> _Task statement_
Count every line of the data that includes "screenshot". State only the number.

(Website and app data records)
* * * * * * * * *
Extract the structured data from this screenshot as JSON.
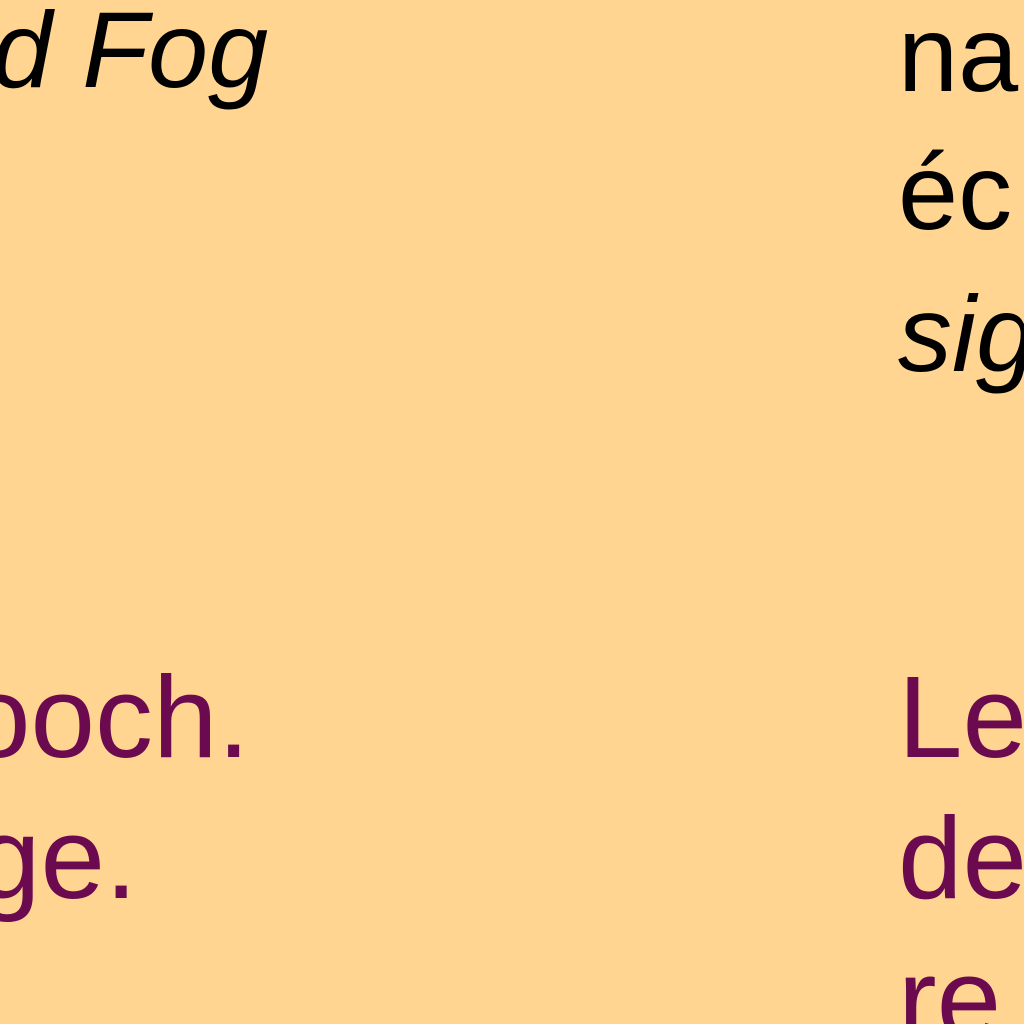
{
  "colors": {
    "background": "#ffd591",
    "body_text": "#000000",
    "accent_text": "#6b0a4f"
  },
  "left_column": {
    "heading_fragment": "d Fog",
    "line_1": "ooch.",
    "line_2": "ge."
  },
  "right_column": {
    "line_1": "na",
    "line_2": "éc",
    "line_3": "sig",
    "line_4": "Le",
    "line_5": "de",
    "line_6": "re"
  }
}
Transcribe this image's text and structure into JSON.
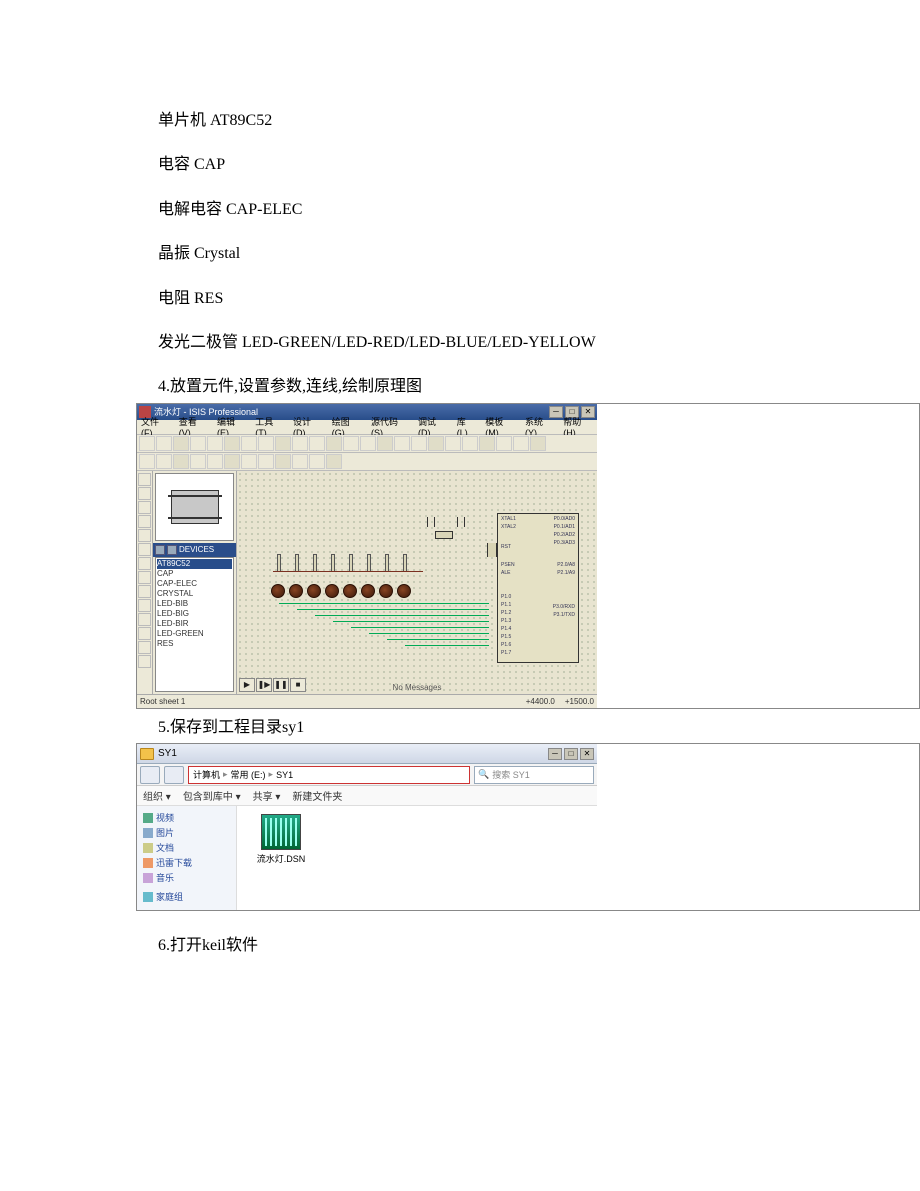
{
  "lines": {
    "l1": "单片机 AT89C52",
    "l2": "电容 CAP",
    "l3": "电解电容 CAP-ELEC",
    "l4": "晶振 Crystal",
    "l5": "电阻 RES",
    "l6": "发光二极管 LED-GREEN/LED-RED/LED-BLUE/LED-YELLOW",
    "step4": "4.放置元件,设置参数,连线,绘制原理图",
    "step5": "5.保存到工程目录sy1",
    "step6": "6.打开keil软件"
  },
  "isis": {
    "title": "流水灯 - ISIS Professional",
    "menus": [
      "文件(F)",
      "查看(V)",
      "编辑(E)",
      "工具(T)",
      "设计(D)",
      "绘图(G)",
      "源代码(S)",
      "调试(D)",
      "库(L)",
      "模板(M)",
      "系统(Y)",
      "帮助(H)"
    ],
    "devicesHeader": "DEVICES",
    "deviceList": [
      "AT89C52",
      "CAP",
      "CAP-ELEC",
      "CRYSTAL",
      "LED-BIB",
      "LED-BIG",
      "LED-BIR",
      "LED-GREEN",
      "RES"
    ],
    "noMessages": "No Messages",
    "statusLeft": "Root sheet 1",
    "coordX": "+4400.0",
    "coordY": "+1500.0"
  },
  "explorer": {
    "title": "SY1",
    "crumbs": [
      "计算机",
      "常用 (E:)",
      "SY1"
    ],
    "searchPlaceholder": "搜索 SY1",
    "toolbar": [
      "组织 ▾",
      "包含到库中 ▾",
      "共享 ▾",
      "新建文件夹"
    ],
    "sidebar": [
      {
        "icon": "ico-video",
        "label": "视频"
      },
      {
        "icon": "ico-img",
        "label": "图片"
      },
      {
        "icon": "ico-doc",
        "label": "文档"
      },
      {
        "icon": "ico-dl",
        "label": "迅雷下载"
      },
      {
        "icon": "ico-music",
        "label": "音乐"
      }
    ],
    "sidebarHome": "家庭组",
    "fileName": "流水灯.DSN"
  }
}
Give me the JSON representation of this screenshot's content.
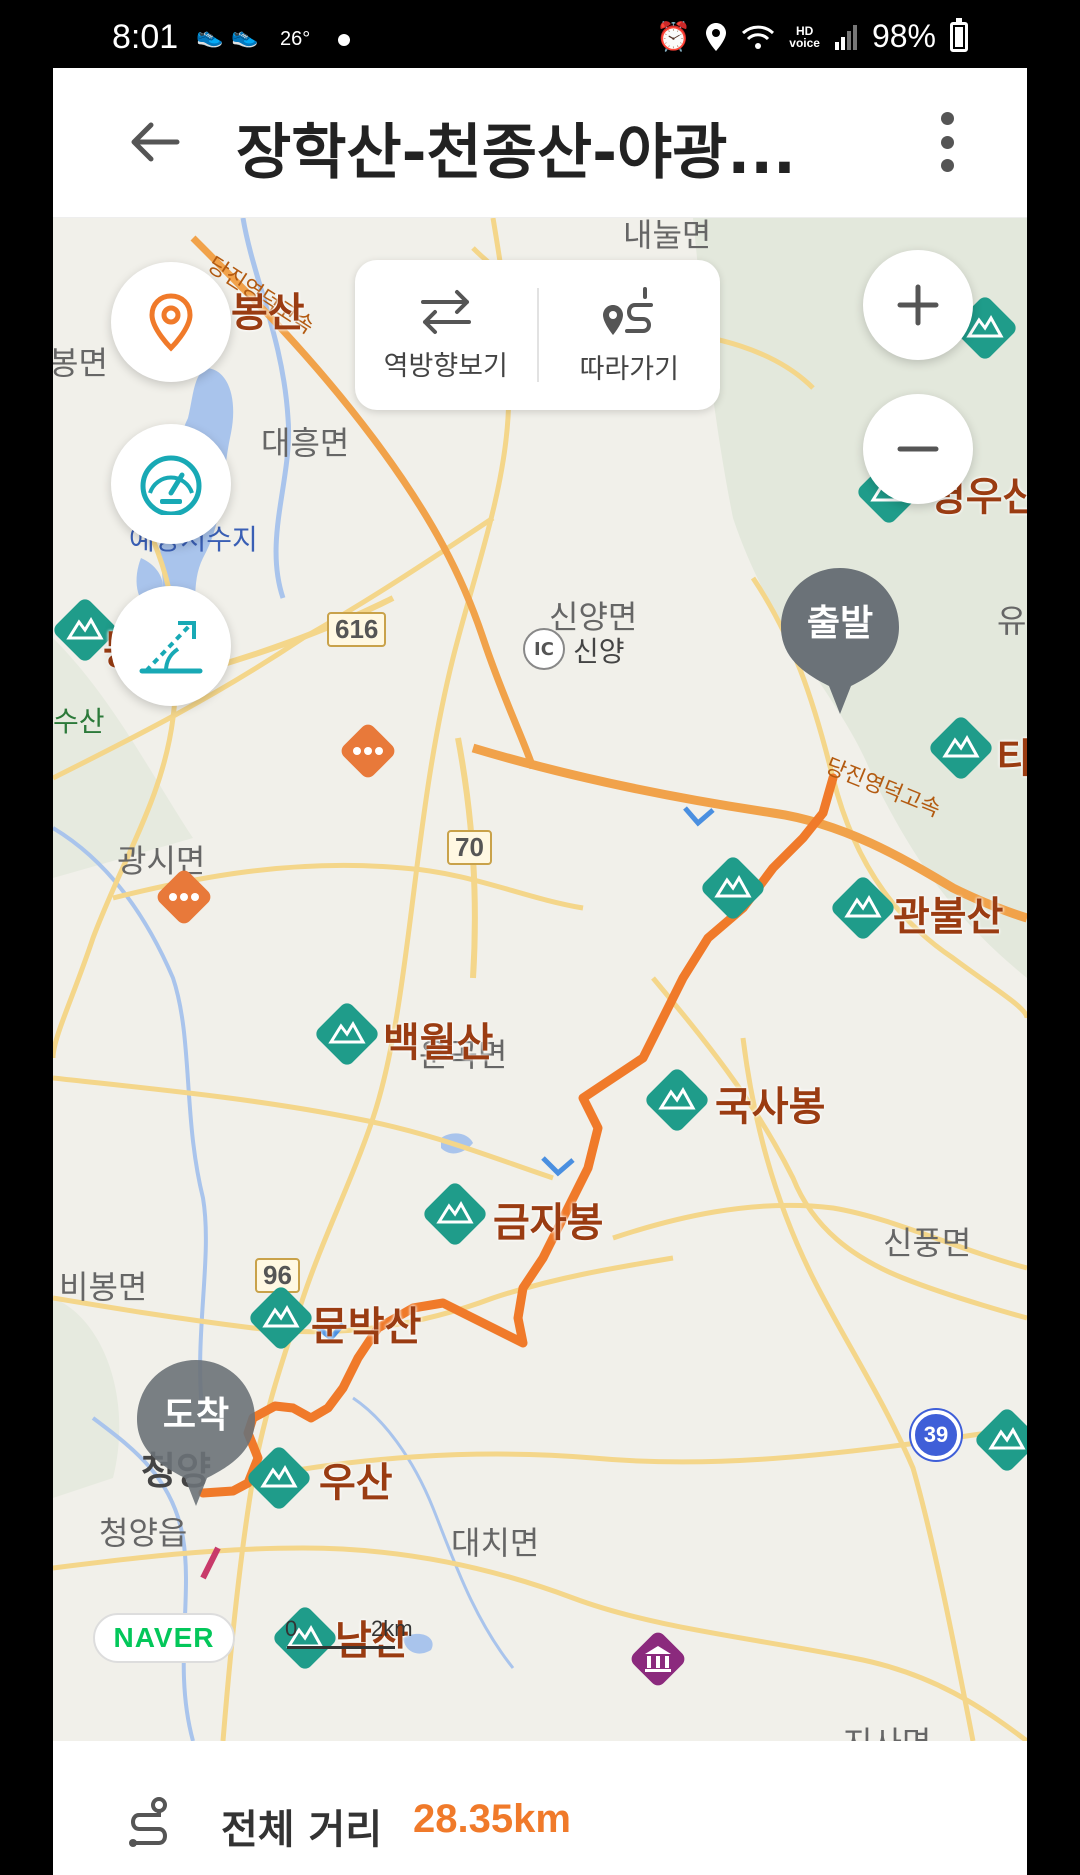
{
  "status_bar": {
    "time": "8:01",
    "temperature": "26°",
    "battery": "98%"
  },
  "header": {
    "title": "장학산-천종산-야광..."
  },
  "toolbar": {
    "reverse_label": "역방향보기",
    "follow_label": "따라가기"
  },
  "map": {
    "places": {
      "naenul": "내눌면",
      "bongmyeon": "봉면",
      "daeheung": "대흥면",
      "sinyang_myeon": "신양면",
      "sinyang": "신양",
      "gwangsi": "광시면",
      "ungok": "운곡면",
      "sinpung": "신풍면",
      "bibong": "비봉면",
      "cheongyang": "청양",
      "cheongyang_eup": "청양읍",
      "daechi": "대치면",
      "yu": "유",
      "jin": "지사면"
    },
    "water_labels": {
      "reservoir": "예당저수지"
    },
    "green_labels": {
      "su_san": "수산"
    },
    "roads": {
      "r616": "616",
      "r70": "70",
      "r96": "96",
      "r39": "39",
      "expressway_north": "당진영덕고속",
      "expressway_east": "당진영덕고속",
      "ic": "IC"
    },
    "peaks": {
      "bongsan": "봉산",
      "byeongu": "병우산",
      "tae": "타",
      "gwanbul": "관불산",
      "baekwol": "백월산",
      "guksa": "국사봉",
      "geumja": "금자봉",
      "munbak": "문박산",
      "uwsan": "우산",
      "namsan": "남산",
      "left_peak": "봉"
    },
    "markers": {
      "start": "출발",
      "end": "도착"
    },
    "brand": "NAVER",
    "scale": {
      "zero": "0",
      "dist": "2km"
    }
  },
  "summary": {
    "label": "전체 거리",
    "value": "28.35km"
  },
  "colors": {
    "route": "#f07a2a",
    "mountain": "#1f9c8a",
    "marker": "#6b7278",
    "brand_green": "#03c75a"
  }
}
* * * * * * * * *
> _Task answer_
2